- Collection: Deir Mar Musa al-Habashi
The fragmentary remains on the stone lower half of the iconostasis is believed to represent the parable of the wise and foolish virgins (Matthew 25), which is commemorated in the Syrian Orthodox Church by the feast of Nahireh on the evening of Palm Sunday.
This fresco of Samson and the lion dates from the first level of painting and was therefore painted between 1058 and 1095. In this picture it is partially cleaned and that process was completed shortly after this image was taken. It is located on the north side of the southern aisle of the church and faces the viewer as they enter the church.

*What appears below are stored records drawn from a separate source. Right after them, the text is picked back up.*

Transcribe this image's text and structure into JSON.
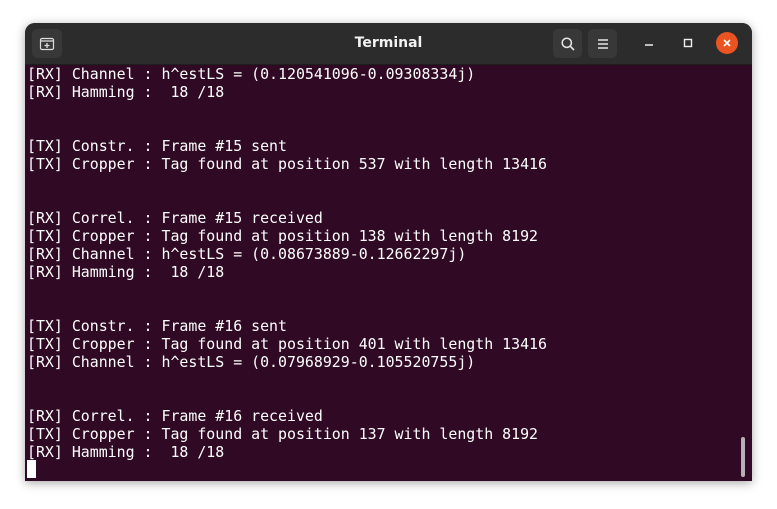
{
  "window": {
    "title": "Terminal"
  },
  "titlebar": {
    "icons": {
      "new_tab": "new-tab-icon",
      "search": "search-icon",
      "menu": "hamburger-menu-icon",
      "minimize": "minimize-icon",
      "maximize": "maximize-icon",
      "close": "close-icon"
    }
  },
  "colors": {
    "terminal_bg": "#300a24",
    "titlebar_bg": "#2c2c2c",
    "close_accent": "#e95420",
    "text": "#ffffff"
  },
  "terminal": {
    "lines": [
      "[RX] Channel : h^estLS = (0.120541096-0.09308334j)",
      "[RX] Hamming :  18 /18",
      "",
      "",
      "[TX] Constr. : Frame #15 sent",
      "[TX] Cropper : Tag found at position 537 with length 13416",
      "",
      "",
      "[RX] Correl. : Frame #15 received",
      "[TX] Cropper : Tag found at position 138 with length 8192",
      "[RX] Channel : h^estLS = (0.08673889-0.12662297j)",
      "[RX] Hamming :  18 /18",
      "",
      "",
      "[TX] Constr. : Frame #16 sent",
      "[TX] Cropper : Tag found at position 401 with length 13416",
      "[RX] Channel : h^estLS = (0.07968929-0.105520755j)",
      "",
      "",
      "[RX] Correl. : Frame #16 received",
      "[TX] Cropper : Tag found at position 137 with length 8192",
      "[RX] Hamming :  18 /18"
    ]
  }
}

St. Bacchus is located on the south arcade and is believed to have faced St. Sergius across the nave, but the equestrian saint opposite has been almost entirely destroyed. He faces east and rides towards the direction in which Christ will reappear at the time of the Last Judgement.
The south west corner of the chapel with a depiction of the equestrian St. Bacchus above a collection of saints ascending to heaven as they are on the side of the elect on the Last Judgement scene that dominates the west wall of the chapel. To the east of St. Bacchus is a small unidentified saint squeezed between the arch and a window.

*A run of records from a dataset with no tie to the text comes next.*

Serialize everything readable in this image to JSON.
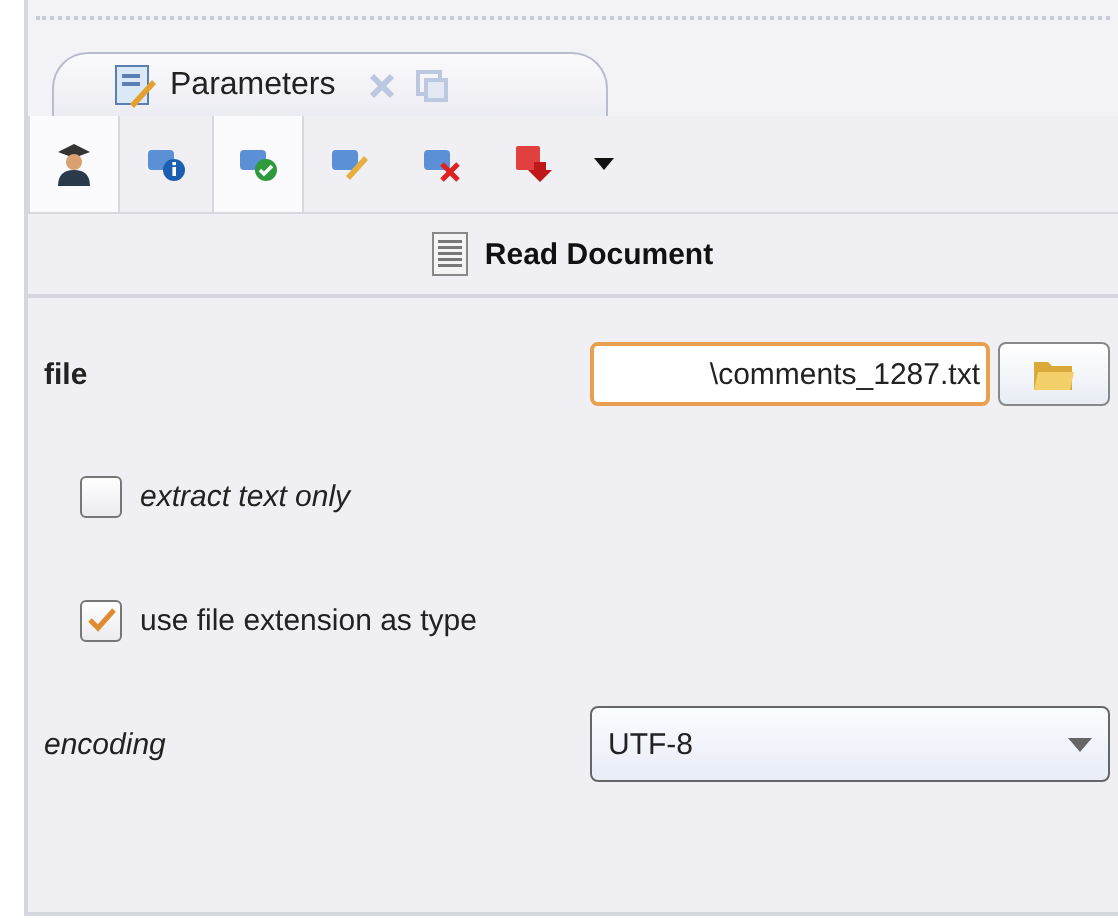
{
  "tab": {
    "title": "Parameters",
    "selected": true
  },
  "toolbar": {
    "buttons": [
      {
        "kind": "expert",
        "selected": true
      },
      {
        "kind": "info",
        "selected": false
      },
      {
        "kind": "apply",
        "selected": true
      },
      {
        "kind": "edit",
        "selected": false
      },
      {
        "kind": "remove",
        "selected": false
      },
      {
        "kind": "import",
        "selected": false
      }
    ]
  },
  "operator": {
    "title": "Read Document"
  },
  "parameters": [
    {
      "kind": "file",
      "label": "file",
      "required": true,
      "expert": false,
      "value": "\\comments_1287.txt",
      "focused": true
    },
    {
      "kind": "checkbox",
      "label": "extract text only",
      "required": false,
      "expert": true,
      "checked": false
    },
    {
      "kind": "checkbox",
      "label": "use file extension as type",
      "required": false,
      "expert": false,
      "checked": true
    },
    {
      "kind": "select",
      "label": "encoding",
      "required": false,
      "expert": true,
      "value": "UTF-8"
    }
  ]
}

St. Catherine is well-preserved and is the east-facing saint on the westernmost arch of the northern arcade. This picture was taken before the fresco was cleaned.
St. Elizabeth faces east underneath the central arch of the southern arcade. This image was taken shortly before the fresco was cleaned.
This east-facing equestrian saint above the western spandrel of the southern arcade is popularly believed to have been St. George. Only the bottom of a white horse crossing a fish-filled sea is still extant.
This picture of St. John the Baptist was taken shortly before the fresco was cleaned and consolidated in the summer of 2003 and is located facing east on the pillar adjoining the west wall.
This figure faces east opposite the female saint with uncovered hair in the westernmost arch of the south arcade. A Syriac inscription identifies her as St. Julia and this picture was taken before the painting was cleaned and consolidated.
The figure facing the nave on the south east pillar of the church is clearly labelled in Syriac 'Mar Julyano Sobo' or St. Julian the Old Man. This is the same figure as St. Julian of the East or 'Mar Elian esh Sharqi' which was the dedication of the monastery in Qaryatayn, approximately 45 kilometres away and which was destroyed by IS in August 2015.
Tags: 1207/08, An Nabk, Church, Deir Mar Musa, Deir Mar Musa al-Habashi, Fresco, Mar Elian, Mar Elian esh-Sharqi, Mar Musa al-Habashi, Mar Yulyano Sobo, Monastery, Qaryatayn, St. Julian of the East, St. Julian the Old Man, Syria, Syriac, Syriac Inscription, Syrian Civil War